2. Circulate a petition. Ask members of your association and area officials association to sign a petition asking your lawmakers to take action.
3. Gather information. Gather and present information to legislators about incidents that have happened in your state that apply, such as officiating assaults, etc.
4. Get on the phone or Internet. Contact your legislators directly and ask to meet with them to present a packet of information that may help to pass the legislation.
5. Follow up. After talking and meeting with your legislators, follow up with a thank you letter and tell them that you will follow their progress. Keep the topic in the forefront.
Assault Legislation Packets Are Available
For the latest legislation information, visit naso.org. There you will find legislation status in each state, information about model legislation and specific state assault legislation. You can also get more information about what you can do if you are interested in getting legislation passed in your state. Information about how to access information about recent assaults is available as well.
Kansas lawmakers are working to protect officials through increasing the penalties for those who attack them. The proposed bill would elevate the crime for assault and battery against a sports official to a high level misdemeanor.
As of presstime, the last reported action for Kansas House Bill 2532 was a House Hearing on Feb. 17.
John Dehan, of Call the Game, a Kansas City-area group that works with officials for youth to high school activities, said there had been reports of three assaults in the past three summers to his organization
“Violence should not be tolerated in any situation, but specifically, violence committed in public has perhaps a more profound effect on society,” said Rep. Larry Campbell, an Olathe Republican. “It has been reported to me that sports officials are seeing a dramatic increase in violence against them. Many times this occurs in from of small children.”
Source: Topeka Capital-Journal
Other State Assault Actions:
• The Mississippi legislators proposed included assault protections under HB 1177 in 2014, but the bill died in committee.
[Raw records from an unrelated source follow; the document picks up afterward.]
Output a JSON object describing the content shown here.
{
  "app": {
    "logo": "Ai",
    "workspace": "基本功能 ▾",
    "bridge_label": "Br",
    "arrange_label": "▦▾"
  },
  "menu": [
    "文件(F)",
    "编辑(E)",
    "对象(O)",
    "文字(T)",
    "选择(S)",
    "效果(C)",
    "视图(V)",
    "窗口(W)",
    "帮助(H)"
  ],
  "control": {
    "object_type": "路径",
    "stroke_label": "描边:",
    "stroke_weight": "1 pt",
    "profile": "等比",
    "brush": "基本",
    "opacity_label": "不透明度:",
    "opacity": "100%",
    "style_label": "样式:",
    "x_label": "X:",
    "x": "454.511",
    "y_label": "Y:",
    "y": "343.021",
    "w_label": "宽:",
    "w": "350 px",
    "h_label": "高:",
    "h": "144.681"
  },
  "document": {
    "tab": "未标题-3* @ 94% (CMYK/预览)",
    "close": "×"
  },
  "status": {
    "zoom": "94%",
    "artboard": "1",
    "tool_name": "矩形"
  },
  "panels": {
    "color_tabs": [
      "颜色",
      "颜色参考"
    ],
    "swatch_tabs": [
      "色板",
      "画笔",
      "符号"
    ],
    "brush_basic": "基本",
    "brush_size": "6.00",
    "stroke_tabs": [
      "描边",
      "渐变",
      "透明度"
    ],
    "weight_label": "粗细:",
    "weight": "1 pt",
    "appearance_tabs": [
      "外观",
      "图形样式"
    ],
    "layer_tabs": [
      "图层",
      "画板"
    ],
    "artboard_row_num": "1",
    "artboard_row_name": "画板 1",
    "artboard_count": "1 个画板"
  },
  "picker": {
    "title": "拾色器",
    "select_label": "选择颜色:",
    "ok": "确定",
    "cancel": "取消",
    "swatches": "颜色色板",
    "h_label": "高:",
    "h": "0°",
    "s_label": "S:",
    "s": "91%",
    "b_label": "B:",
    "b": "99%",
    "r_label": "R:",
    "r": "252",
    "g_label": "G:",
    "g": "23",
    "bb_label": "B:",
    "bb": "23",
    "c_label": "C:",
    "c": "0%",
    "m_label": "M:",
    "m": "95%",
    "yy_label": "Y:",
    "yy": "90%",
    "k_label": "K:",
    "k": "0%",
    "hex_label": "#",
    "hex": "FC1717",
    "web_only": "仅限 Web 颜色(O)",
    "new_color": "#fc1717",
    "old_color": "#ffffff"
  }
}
• Hawaii Senate Bill 2621 called for making it a Class C felony to assault a sports official as a result of the performance of duty at a sports event, but the bill was deferred by the Judicial Committee on Feb. 25.
• In Massachusetts, HB 1605, which would establish a penalty for assault against sports officials, was first introduced in 2013 by Rep. Angelo Scaccia and referred to committee, but the bill reporting date was extended this year by the House and Senate to June 30.
• New Hampshire legislators introduced Senate Bill 320, establishes a specific penalty for simple assault of a sports official at a sports event, in December 2013. On March 13, the bill was referred to Interim Study by the Senate.
• Connecticut HB 5486, which would establish an enhanced penalty for the assault of an umpire, referee or other amateur sports official, was introduced in February. The House referred the bill to the Joint Committee on Judiciary on March 4.
Kentucky Governor Steve Beshear signed a bill into law on April 14 making it legal for kids under 14 to referee youth sports and get paid for it. Teen referee Nathaniel Rase was the reason for the push for the new law. Rase made headlines after Lexington police officer Keith Spears was cited for confronting the teen after a game. Following the incident, someone anonymously let the Kentucky Labor Department know that Rase, 13, was working illegally. Representative Ryan Quarles then proposed the bill to get the law changed.
Concussion Legislation Passes in All States
According to USA Football, all states and the District Columbia have passed legislation related to concussions. Officials should be familiar with the legislation in their state related to concussions that occur in athletic events and understand if it impacts them.